A little while ago, I did a post on the free-range versus helicopter parent issue, and my realization, four years into this parenting thing, that I tend a bit toward the latter side. One of the big issues for me was processing why I feel this way, while also emphasizing that I don’t necessarily have a problem with free-rangers: I think it’s really just that people like me have a hard time knowing what’s safe and what’s not, or what the relative risks are. I still hover over my preschooler and toddler, and I know they are too little to play outside without some modicum of adult supervision. But in two years, when they’re 6 and 4? How about when they’re 8 and 6?
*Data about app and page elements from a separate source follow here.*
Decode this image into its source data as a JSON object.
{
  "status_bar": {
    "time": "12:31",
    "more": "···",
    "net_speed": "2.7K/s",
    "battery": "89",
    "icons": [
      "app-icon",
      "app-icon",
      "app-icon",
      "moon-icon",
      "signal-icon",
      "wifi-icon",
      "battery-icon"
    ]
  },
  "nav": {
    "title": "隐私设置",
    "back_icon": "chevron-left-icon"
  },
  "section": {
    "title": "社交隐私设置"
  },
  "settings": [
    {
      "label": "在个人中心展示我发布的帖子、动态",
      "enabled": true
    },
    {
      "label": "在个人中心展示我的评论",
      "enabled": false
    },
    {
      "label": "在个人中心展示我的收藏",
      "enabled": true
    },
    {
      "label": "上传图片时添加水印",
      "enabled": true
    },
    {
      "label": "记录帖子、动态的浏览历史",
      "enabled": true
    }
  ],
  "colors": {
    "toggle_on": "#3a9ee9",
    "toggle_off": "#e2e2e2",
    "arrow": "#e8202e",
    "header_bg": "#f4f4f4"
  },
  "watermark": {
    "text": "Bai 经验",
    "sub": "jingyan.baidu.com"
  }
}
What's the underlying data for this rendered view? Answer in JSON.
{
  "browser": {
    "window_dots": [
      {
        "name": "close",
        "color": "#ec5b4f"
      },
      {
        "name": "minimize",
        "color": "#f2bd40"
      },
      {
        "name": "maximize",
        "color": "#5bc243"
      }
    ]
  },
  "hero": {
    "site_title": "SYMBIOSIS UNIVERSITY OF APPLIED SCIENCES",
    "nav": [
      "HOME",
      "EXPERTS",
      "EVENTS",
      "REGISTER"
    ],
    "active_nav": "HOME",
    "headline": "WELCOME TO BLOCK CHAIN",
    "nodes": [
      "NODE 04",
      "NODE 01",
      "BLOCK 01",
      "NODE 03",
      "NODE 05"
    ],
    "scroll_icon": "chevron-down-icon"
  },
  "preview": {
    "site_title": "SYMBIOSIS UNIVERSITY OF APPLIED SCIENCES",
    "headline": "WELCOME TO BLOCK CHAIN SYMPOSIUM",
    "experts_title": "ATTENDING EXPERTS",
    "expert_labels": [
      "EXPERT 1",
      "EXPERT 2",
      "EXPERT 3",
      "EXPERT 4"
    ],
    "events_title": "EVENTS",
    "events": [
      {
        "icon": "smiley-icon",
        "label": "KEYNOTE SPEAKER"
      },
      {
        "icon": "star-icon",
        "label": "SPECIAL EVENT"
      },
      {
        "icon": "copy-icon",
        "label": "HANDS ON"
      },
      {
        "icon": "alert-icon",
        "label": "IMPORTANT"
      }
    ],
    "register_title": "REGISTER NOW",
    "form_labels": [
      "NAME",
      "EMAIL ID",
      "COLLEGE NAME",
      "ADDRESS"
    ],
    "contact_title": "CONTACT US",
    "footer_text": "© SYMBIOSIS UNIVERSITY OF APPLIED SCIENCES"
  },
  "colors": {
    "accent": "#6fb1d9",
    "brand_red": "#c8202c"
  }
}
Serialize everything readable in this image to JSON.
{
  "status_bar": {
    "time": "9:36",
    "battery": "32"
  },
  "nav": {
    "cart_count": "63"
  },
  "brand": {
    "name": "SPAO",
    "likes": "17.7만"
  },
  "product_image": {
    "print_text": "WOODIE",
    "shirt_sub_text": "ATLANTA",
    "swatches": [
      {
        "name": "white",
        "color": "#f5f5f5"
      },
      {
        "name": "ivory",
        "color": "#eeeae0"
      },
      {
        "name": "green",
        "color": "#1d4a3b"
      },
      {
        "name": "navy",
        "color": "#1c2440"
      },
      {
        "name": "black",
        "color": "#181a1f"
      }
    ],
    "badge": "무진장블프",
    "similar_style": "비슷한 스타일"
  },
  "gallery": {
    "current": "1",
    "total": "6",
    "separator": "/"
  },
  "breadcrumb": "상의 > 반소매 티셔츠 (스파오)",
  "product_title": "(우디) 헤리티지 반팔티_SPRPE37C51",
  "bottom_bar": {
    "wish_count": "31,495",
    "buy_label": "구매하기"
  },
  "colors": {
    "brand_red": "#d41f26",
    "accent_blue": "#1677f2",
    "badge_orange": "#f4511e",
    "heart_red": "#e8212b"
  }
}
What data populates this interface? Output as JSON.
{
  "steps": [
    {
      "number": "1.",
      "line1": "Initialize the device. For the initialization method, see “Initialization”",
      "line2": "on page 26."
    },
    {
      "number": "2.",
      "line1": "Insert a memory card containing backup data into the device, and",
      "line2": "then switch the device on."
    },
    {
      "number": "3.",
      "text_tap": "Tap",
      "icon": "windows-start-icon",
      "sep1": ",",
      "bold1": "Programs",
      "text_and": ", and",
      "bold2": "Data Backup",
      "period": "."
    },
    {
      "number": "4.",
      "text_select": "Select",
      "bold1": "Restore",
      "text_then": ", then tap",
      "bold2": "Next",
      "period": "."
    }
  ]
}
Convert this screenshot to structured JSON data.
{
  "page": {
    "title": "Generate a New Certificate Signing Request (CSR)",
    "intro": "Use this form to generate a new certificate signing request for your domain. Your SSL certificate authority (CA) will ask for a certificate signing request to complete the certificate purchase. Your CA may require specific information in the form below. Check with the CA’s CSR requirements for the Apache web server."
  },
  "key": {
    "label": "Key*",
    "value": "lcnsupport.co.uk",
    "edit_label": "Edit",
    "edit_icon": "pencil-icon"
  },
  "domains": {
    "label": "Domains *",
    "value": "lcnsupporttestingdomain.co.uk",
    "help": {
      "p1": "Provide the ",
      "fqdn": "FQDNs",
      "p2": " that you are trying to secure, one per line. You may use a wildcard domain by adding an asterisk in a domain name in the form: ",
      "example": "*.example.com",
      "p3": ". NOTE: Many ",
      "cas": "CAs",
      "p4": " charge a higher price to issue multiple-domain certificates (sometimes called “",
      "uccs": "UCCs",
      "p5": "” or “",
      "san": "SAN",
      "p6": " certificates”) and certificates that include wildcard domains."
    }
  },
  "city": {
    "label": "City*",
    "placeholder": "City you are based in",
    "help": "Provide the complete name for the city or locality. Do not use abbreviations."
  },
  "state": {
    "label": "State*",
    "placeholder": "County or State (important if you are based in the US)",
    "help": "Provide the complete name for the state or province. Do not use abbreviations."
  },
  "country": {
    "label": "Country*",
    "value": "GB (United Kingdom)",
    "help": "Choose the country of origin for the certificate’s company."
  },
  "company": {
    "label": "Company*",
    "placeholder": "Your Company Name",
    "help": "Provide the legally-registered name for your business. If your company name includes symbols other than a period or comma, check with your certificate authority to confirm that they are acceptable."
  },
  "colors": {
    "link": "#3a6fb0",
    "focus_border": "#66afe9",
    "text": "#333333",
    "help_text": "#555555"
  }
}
Those were the ages of the kids in question in this story, in which the older child went home and left her younger brother to keep playing. Nothing bad happened, except that a neighbor became concerned and somehow managed to bring the 6-year-old boy home to his mother, the author of the post. He had been playing on a park bench about 150 yards from the mother’s house, visible through her kitchen window.
I’m revisiting this topic again because I find it so interesting. I have to be honest, I can see myself as the “nosy neighbor,” bringing what I view as an unsupervised babe in the woods back to the arms of his mama. Although, some context is needed here. It sounds like this neighbor was really more of a stranger, so I don’t know what led the boy to point out his house to her, and then allow her to accompany him back home. That strikes me as odd too. But I mention all of this to highlight the point that each of us as parents hold such differing views of what is acceptable and what is unacceptable when it comes to kids and unsupervised play. Maybe, if I had been that neighbor, I would have listened to the boy’s explanation that his mother was right over there, in that house, and I might have just said “ok” and left him alone. Maybe not. I don’t know.
I have begun to notice the same van parked in my younger daughter’s daycare parking lot every morning when I pull in to drop her off. There are always one or two children, looking like older school-age or perhaps preteens, sitting in the front seats of the car, laughing and playing. I assume their parent is inside the daycare dropping off a younger child. I also assume that the parent will be right out, in a moment, and will drive away with her kids safely in tow, and all will be well. I assume these things, but I don’t know them. I have to fight back rising feelings of my own visceral fear and impulse to protect young children every time I see this.
I know these two situations are not the same, but I raise them both to illustrate a point: that mom at the daycare feels perfectly comfortable that her children are waiting safely in the car, unsupervised; I feel completely uncomfortable and worry that I should do something in the same situation. I feel that way because I would never do this with my own kids. I have never really thought through the reasons why I feel this way; I just assume it’s something I should not do.
So neighbor lady may be someone just like me. She saw a child who could possibly be in harm’s way, but she may have realized that he was probably perfectly safe. But still, what if the proverbial bad guy happens to show up at just the wrong moment? What if it’s up to her to prevent that bad guy incident? This is what would play in my mind if I came across this mother’s 6-year-old playing in the park across the way. I wonder if the neighbor was standing there, confronting his mother, feeling absolutely nervous and uncomfortable about it, but also feeling like it’s worth it if it means a child is kept safe? I think that’s how I would feel.
Lest I be misunderstood, I do think it’s bizarre that the above situation turned into a CPS investigation, and I have to wonder exactly how the conversation between the mother and the neighbor went. Not that I’m assigning blame to any party, but I get the sense that there must have been something about that exchange that took things in that direction, right wrong or indifferent.
We could all probably use some perspective and awareness on both the free-range and helicopter parenting styles, and a reminder that the vast majority of us put our kids’ safety among our highest priorities. It’s unfortunate when opposing viewpoints lead to uncomfortable and troubling consequences, and I have to wonder if there isn’t some way to prevent these misunderstandings among the parent community by making a better effort to share with others both our mutual experiences and differing opinions.